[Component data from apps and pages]
________________________
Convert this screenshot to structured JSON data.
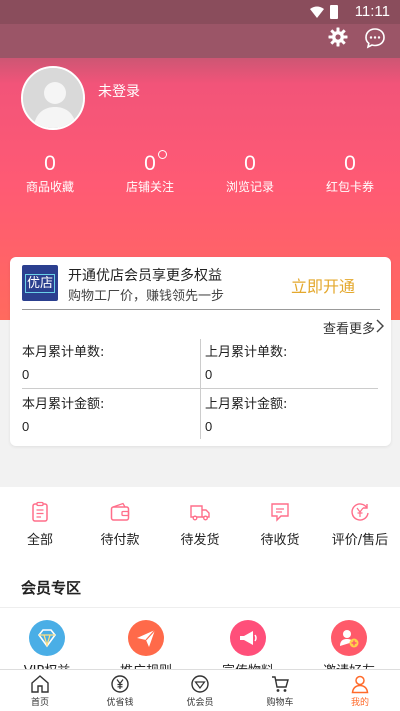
{
  "status_bar": {
    "time": "11:11"
  },
  "profile": {
    "login_text": "未登录"
  },
  "stats": [
    {
      "value": "0",
      "label": "商品收藏"
    },
    {
      "value": "0",
      "label": "店铺关注"
    },
    {
      "value": "0",
      "label": "浏览记录"
    },
    {
      "value": "0",
      "label": "红包卡券"
    }
  ],
  "vip_card": {
    "logo_text": "优店",
    "title": "开通优店会员享更多权益",
    "subtitle": "购物工厂价，赚钱领先一步",
    "open_button": "立即开通",
    "see_more": "查看更多",
    "metrics": [
      {
        "label": "本月累计单数:",
        "value": "0"
      },
      {
        "label": "上月累计单数:",
        "value": "0"
      },
      {
        "label": "本月累计金额:",
        "value": "0"
      },
      {
        "label": "上月累计金额:",
        "value": "0"
      }
    ]
  },
  "orders": [
    {
      "label": "全部",
      "icon": "clipboard-icon"
    },
    {
      "label": "待付款",
      "icon": "wallet-icon"
    },
    {
      "label": "待发货",
      "icon": "truck-icon"
    },
    {
      "label": "待收货",
      "icon": "message-box-icon"
    },
    {
      "label": "评价/售后",
      "icon": "yen-refund-icon"
    }
  ],
  "member_zone": {
    "title": "会员专区",
    "items": [
      {
        "label": "VIP权益",
        "icon": "vip-diamond-icon",
        "color": "#3fa6e0"
      },
      {
        "label": "推广规则",
        "icon": "paper-plane-icon",
        "color": "#ff6a4a"
      },
      {
        "label": "宣传物料",
        "icon": "megaphone-icon",
        "color": "#ff4f7a"
      },
      {
        "label": "邀请好友",
        "icon": "add-user-icon",
        "color": "#ff5a6a"
      }
    ]
  },
  "tabbar": [
    {
      "label": "首页",
      "icon": "home-icon",
      "active": false
    },
    {
      "label": "优省钱",
      "icon": "yen-circle-icon",
      "active": false
    },
    {
      "label": "优会员",
      "icon": "diamond-icon",
      "active": false
    },
    {
      "label": "购物车",
      "icon": "cart-icon",
      "active": false
    },
    {
      "label": "我的",
      "icon": "person-icon",
      "active": true
    }
  ],
  "colors": {
    "accent": "#ff5a74",
    "active_tab": "#ff6a2a",
    "vip_button": "#e4a82d"
  }
}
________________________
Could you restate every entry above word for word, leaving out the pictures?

TASK RESPONSE ->
Convert this screenshot to structured JSON data.
{
  "status_bar": {
    "time": "11:11"
  },
  "profile": {
    "login_text": "未登录"
  },
  "stats": [
    {
      "value": "0",
      "label": "商品收藏"
    },
    {
      "value": "0",
      "label": "店铺关注"
    },
    {
      "value": "0",
      "label": "浏览记录"
    },
    {
      "value": "0",
      "label": "红包卡券"
    }
  ],
  "vip_card": {
    "logo_text": "优店",
    "title": "开通优店会员享更多权益",
    "subtitle": "购物工厂价，赚钱领先一步",
    "open_button": "立即开通",
    "see_more": "查看更多",
    "metrics": [
      {
        "label": "本月累计单数:",
        "value": "0"
      },
      {
        "label": "上月累计单数:",
        "value": "0"
      },
      {
        "label": "本月累计金额:",
        "value": "0"
      },
      {
        "label": "上月累计金额:",
        "value": "0"
      }
    ]
  },
  "orders": [
    {
      "label": "全部",
      "icon": "clipboard-icon"
    },
    {
      "label": "待付款",
      "icon": "wallet-icon"
    },
    {
      "label": "待发货",
      "icon": "truck-icon"
    },
    {
      "label": "待收货",
      "icon": "message-box-icon"
    },
    {
      "label": "评价/售后",
      "icon": "yen-refund-icon"
    }
  ],
  "member_zone": {
    "title": "会员专区",
    "items": [
      {
        "label": "VIP权益",
        "icon": "vip-diamond-icon",
        "color": "#3fa6e0"
      },
      {
        "label": "推广规则",
        "icon": "paper-plane-icon",
        "color": "#ff6a4a"
      },
      {
        "label": "宣传物料",
        "icon": "megaphone-icon",
        "color": "#ff4f7a"
      },
      {
        "label": "邀请好友",
        "icon": "add-user-icon",
        "color": "#ff5a6a"
      }
    ]
  },
  "tabbar": [
    {
      "label": "首页",
      "icon": "home-icon",
      "active": false
    },
    {
      "label": "优省钱",
      "icon": "yen-circle-icon",
      "active": false
    },
    {
      "label": "优会员",
      "icon": "diamond-icon",
      "active": false
    },
    {
      "label": "购物车",
      "icon": "cart-icon",
      "active": false
    },
    {
      "label": "我的",
      "icon": "person-icon",
      "active": true
    }
  ],
  "colors": {
    "accent": "#ff5a74",
    "active_tab": "#ff6a2a",
    "vip_button": "#e4a82d"
  }
}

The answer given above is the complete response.